What to work on:
Return each line below exactly as it reads, and omit any image in it.

START Provided records

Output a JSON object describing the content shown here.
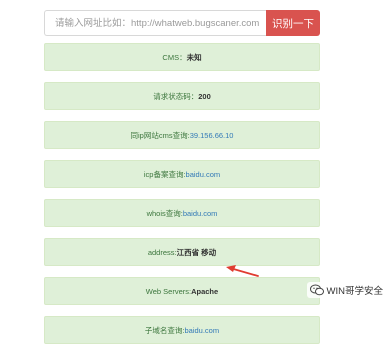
{
  "search": {
    "placeholder": "请输入网址比如：http://whatweb.bugscaner.com",
    "button_label": "识别一下"
  },
  "results": [
    {
      "name": "cms-row",
      "label": "CMS：",
      "value": "未知",
      "style": "bold"
    },
    {
      "name": "status-code-row",
      "label": "请求状态码：",
      "value": "200",
      "style": "bold"
    },
    {
      "name": "same-ip-row",
      "label": "同ip网站cms查询:",
      "value": "39.156.66.10",
      "style": "link"
    },
    {
      "name": "icp-row",
      "label": "icp备案查询:",
      "value": "baidu.com",
      "style": "link"
    },
    {
      "name": "whois-row",
      "label": "whois查询:",
      "value": "baidu.com",
      "style": "link"
    },
    {
      "name": "address-row",
      "label": "address:",
      "value": "江西省 移动",
      "style": "bold"
    },
    {
      "name": "web-servers-row",
      "label": "Web Servers:",
      "value": "Apache",
      "style": "bold"
    },
    {
      "name": "subdomain-row",
      "label": "子域名查询:",
      "value": "baidu.com",
      "style": "link"
    }
  ],
  "watermark": {
    "text": "WIN哥学安全",
    "icon": "wechat-icon"
  },
  "colors": {
    "button": "#d9534f",
    "row_background": "#dff0d8",
    "row_border": "#d6e9c6",
    "arrow": "#e03c31",
    "link": "#337ab7"
  }
}
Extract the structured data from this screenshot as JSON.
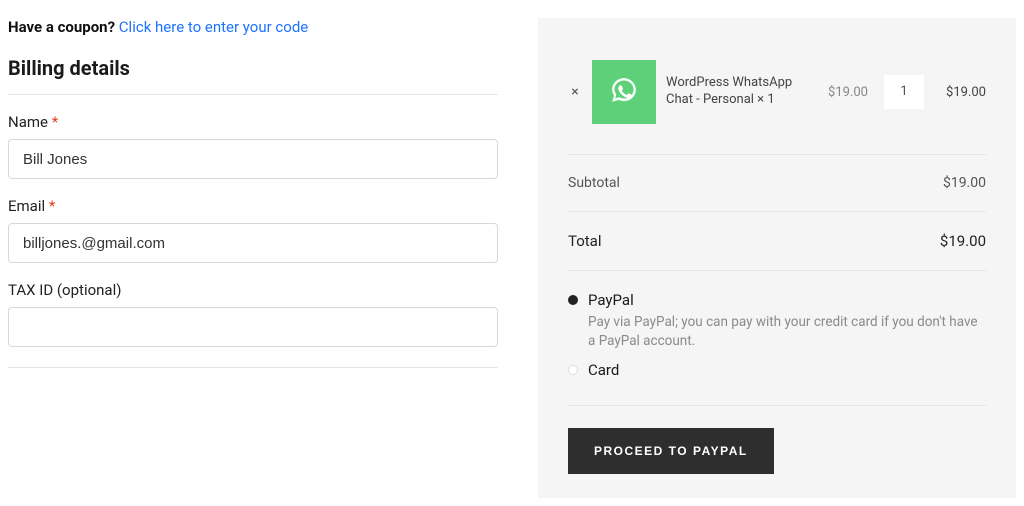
{
  "coupon": {
    "question": "Have a coupon?",
    "link_text": "Click here to enter your code"
  },
  "billing": {
    "heading": "Billing details",
    "fields": {
      "name": {
        "label": "Name",
        "required": "*",
        "value": "Bill Jones"
      },
      "email": {
        "label": "Email",
        "required": "*",
        "value": "billjones.@gmail.com"
      },
      "taxid": {
        "label": "TAX ID (optional)",
        "value": ""
      }
    }
  },
  "order": {
    "item": {
      "remove_glyph": "×",
      "name": "WordPress WhatsApp Chat - Personal × 1",
      "unit_price": "$19.00",
      "qty": "1",
      "line_total": "$19.00"
    },
    "subtotal": {
      "label": "Subtotal",
      "amount": "$19.00"
    },
    "total": {
      "label": "Total",
      "amount": "$19.00"
    }
  },
  "payment": {
    "paypal": {
      "label": "PayPal",
      "description": "Pay via PayPal; you can pay with your credit card if you don't have a PayPal account."
    },
    "card": {
      "label": "Card"
    }
  },
  "submit": {
    "label": "PROCEED TO PAYPAL"
  }
}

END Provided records

Final answer:
Output a JSON object describing the content shown here.
{
  "search": {
    "placeholder": "请输入网址比如：http://whatweb.bugscaner.com",
    "button_label": "识别一下"
  },
  "results": [
    {
      "name": "cms-row",
      "label": "CMS：",
      "value": "未知",
      "style": "bold"
    },
    {
      "name": "status-code-row",
      "label": "请求状态码：",
      "value": "200",
      "style": "bold"
    },
    {
      "name": "same-ip-row",
      "label": "同ip网站cms查询:",
      "value": "39.156.66.10",
      "style": "link"
    },
    {
      "name": "icp-row",
      "label": "icp备案查询:",
      "value": "baidu.com",
      "style": "link"
    },
    {
      "name": "whois-row",
      "label": "whois查询:",
      "value": "baidu.com",
      "style": "link"
    },
    {
      "name": "address-row",
      "label": "address:",
      "value": "江西省 移动",
      "style": "bold"
    },
    {
      "name": "web-servers-row",
      "label": "Web Servers:",
      "value": "Apache",
      "style": "bold"
    },
    {
      "name": "subdomain-row",
      "label": "子域名查询:",
      "value": "baidu.com",
      "style": "link"
    }
  ],
  "watermark": {
    "text": "WIN哥学安全",
    "icon": "wechat-icon"
  },
  "colors": {
    "button": "#d9534f",
    "row_background": "#dff0d8",
    "row_border": "#d6e9c6",
    "arrow": "#e03c31",
    "link": "#337ab7"
  }
}
Extract the structured data from this screenshot as JSON.
{
  "coupon": {
    "question": "Have a coupon?",
    "link_text": "Click here to enter your code"
  },
  "billing": {
    "heading": "Billing details",
    "fields": {
      "name": {
        "label": "Name",
        "required": "*",
        "value": "Bill Jones"
      },
      "email": {
        "label": "Email",
        "required": "*",
        "value": "billjones.@gmail.com"
      },
      "taxid": {
        "label": "TAX ID (optional)",
        "value": ""
      }
    }
  },
  "order": {
    "item": {
      "remove_glyph": "×",
      "name": "WordPress WhatsApp Chat - Personal × 1",
      "unit_price": "$19.00",
      "qty": "1",
      "line_total": "$19.00"
    },
    "subtotal": {
      "label": "Subtotal",
      "amount": "$19.00"
    },
    "total": {
      "label": "Total",
      "amount": "$19.00"
    }
  },
  "payment": {
    "paypal": {
      "label": "PayPal",
      "description": "Pay via PayPal; you can pay with your credit card if you don't have a PayPal account."
    },
    "card": {
      "label": "Card"
    }
  },
  "submit": {
    "label": "PROCEED TO PAYPAL"
  }
}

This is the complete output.